··· SUPPLIED MATERIAL ···

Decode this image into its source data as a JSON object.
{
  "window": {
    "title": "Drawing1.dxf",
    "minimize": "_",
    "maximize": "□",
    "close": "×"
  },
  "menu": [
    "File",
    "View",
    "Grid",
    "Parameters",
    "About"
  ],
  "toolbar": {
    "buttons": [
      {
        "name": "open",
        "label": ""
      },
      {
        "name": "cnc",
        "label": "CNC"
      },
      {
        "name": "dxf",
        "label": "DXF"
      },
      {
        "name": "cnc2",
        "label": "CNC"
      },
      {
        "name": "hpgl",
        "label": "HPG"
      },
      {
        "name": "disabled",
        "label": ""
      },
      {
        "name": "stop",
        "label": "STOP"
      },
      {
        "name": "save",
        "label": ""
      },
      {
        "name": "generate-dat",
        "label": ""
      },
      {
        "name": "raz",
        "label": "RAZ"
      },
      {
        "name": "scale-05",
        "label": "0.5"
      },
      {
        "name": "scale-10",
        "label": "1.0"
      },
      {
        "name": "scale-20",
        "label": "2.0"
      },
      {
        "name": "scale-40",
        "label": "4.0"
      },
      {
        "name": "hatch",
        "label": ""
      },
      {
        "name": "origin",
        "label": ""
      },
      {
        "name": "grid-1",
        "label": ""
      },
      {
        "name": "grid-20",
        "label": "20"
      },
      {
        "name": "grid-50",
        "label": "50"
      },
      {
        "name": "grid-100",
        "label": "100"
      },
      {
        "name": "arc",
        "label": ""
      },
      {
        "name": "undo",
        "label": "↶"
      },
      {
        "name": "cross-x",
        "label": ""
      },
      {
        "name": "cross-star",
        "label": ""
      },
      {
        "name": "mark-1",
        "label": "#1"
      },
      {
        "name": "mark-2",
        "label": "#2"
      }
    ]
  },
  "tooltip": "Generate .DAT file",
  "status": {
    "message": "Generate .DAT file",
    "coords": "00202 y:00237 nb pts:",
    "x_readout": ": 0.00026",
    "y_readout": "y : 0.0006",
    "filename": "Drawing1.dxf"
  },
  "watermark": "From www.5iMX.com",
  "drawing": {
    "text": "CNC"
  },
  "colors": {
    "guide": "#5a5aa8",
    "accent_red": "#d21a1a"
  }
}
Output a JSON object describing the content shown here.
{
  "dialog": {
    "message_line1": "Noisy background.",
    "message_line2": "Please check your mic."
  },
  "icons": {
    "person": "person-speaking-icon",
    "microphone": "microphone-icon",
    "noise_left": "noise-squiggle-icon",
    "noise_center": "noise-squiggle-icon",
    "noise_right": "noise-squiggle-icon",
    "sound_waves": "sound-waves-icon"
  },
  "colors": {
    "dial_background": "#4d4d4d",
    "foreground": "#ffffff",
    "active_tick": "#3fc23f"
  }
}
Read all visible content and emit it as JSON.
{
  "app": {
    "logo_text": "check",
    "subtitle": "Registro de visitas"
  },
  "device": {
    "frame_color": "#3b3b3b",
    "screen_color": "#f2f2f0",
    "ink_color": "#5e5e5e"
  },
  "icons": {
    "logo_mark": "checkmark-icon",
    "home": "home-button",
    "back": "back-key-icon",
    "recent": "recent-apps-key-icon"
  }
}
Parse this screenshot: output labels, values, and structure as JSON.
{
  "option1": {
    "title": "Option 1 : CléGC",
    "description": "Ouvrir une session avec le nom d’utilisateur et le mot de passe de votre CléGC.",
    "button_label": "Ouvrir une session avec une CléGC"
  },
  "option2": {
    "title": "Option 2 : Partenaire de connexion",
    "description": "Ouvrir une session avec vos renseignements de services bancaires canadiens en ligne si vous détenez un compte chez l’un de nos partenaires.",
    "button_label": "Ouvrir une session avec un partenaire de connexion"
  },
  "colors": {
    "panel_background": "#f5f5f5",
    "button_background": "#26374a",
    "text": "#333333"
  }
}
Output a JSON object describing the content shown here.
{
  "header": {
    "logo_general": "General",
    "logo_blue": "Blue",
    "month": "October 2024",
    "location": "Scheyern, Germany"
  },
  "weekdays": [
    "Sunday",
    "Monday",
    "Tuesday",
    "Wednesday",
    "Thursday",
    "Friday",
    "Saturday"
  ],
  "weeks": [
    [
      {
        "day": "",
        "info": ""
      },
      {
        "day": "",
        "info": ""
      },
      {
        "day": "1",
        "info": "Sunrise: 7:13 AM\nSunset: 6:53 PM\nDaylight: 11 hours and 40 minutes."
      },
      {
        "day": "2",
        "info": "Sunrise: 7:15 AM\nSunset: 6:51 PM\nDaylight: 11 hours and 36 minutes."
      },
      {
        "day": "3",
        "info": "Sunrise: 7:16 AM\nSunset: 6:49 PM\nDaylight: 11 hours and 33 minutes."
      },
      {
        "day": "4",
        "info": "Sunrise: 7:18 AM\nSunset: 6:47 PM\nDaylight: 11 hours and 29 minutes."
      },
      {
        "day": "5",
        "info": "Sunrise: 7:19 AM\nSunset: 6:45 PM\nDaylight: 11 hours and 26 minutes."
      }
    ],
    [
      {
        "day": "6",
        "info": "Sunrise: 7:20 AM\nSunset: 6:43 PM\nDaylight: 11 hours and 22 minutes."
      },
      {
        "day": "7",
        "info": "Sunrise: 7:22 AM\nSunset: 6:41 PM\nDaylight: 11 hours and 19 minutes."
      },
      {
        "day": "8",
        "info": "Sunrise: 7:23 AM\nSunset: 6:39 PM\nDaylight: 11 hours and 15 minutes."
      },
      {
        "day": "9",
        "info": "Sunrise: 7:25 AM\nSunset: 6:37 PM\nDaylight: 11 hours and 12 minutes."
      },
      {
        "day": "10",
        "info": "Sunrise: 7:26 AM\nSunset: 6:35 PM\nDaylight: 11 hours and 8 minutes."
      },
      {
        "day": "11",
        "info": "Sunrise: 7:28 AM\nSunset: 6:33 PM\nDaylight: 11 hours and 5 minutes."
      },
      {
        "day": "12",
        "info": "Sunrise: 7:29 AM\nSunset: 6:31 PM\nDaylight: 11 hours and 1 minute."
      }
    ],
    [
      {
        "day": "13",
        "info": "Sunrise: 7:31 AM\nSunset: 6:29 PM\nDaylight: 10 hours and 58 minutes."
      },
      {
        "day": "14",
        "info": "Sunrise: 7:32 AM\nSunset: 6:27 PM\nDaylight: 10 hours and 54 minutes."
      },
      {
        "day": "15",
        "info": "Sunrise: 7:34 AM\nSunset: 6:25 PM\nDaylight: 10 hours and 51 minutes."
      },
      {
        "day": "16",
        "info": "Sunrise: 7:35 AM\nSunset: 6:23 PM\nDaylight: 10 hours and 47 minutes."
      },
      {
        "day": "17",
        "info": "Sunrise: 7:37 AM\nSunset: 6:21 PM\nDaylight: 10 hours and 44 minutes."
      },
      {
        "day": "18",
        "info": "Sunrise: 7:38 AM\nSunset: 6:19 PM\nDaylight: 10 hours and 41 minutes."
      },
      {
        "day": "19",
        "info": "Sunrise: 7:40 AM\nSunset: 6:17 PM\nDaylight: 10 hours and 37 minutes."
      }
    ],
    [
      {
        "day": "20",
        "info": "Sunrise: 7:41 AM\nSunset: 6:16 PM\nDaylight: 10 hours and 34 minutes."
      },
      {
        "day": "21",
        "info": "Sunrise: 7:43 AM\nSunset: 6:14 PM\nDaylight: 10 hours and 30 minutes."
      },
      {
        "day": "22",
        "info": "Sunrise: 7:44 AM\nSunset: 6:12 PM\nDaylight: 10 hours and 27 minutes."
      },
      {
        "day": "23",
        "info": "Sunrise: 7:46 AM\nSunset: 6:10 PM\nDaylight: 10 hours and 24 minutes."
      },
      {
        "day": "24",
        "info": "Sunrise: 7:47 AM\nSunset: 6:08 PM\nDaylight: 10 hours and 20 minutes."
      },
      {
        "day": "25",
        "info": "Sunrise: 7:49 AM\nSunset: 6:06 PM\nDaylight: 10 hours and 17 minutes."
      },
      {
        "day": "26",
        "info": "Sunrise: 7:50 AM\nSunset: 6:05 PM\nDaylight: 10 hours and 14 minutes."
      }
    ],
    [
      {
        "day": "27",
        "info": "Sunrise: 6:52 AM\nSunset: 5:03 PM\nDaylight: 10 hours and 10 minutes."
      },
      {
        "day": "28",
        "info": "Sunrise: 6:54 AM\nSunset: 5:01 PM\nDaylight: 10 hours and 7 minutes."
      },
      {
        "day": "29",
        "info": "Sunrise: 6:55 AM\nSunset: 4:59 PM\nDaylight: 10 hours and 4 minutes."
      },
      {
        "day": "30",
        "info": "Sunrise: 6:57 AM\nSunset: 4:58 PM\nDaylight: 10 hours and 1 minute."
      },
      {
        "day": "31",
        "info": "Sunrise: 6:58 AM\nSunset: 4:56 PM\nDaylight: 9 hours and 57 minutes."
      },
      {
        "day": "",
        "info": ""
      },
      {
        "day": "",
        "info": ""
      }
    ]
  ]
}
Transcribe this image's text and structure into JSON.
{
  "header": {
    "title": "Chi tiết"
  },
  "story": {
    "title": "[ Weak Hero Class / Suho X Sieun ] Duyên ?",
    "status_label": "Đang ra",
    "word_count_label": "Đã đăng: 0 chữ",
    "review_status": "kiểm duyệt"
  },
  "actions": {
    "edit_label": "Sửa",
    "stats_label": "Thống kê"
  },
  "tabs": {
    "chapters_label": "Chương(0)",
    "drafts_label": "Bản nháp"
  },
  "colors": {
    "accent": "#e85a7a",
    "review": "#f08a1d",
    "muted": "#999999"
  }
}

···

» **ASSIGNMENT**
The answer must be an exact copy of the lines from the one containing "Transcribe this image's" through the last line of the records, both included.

» **SOLUTION**
Transcribe this image's text and structure into JSON.
{
  "header": {
    "title": "Chi tiết"
  },
  "story": {
    "title": "[ Weak Hero Class / Suho X Sieun ] Duyên ?",
    "status_label": "Đang ra",
    "word_count_label": "Đã đăng: 0 chữ",
    "review_status": "kiểm duyệt"
  },
  "actions": {
    "edit_label": "Sửa",
    "stats_label": "Thống kê"
  },
  "tabs": {
    "chapters_label": "Chương(0)",
    "drafts_label": "Bản nháp"
  },
  "colors": {
    "accent": "#e85a7a",
    "review": "#f08a1d",
    "muted": "#999999"
  }
}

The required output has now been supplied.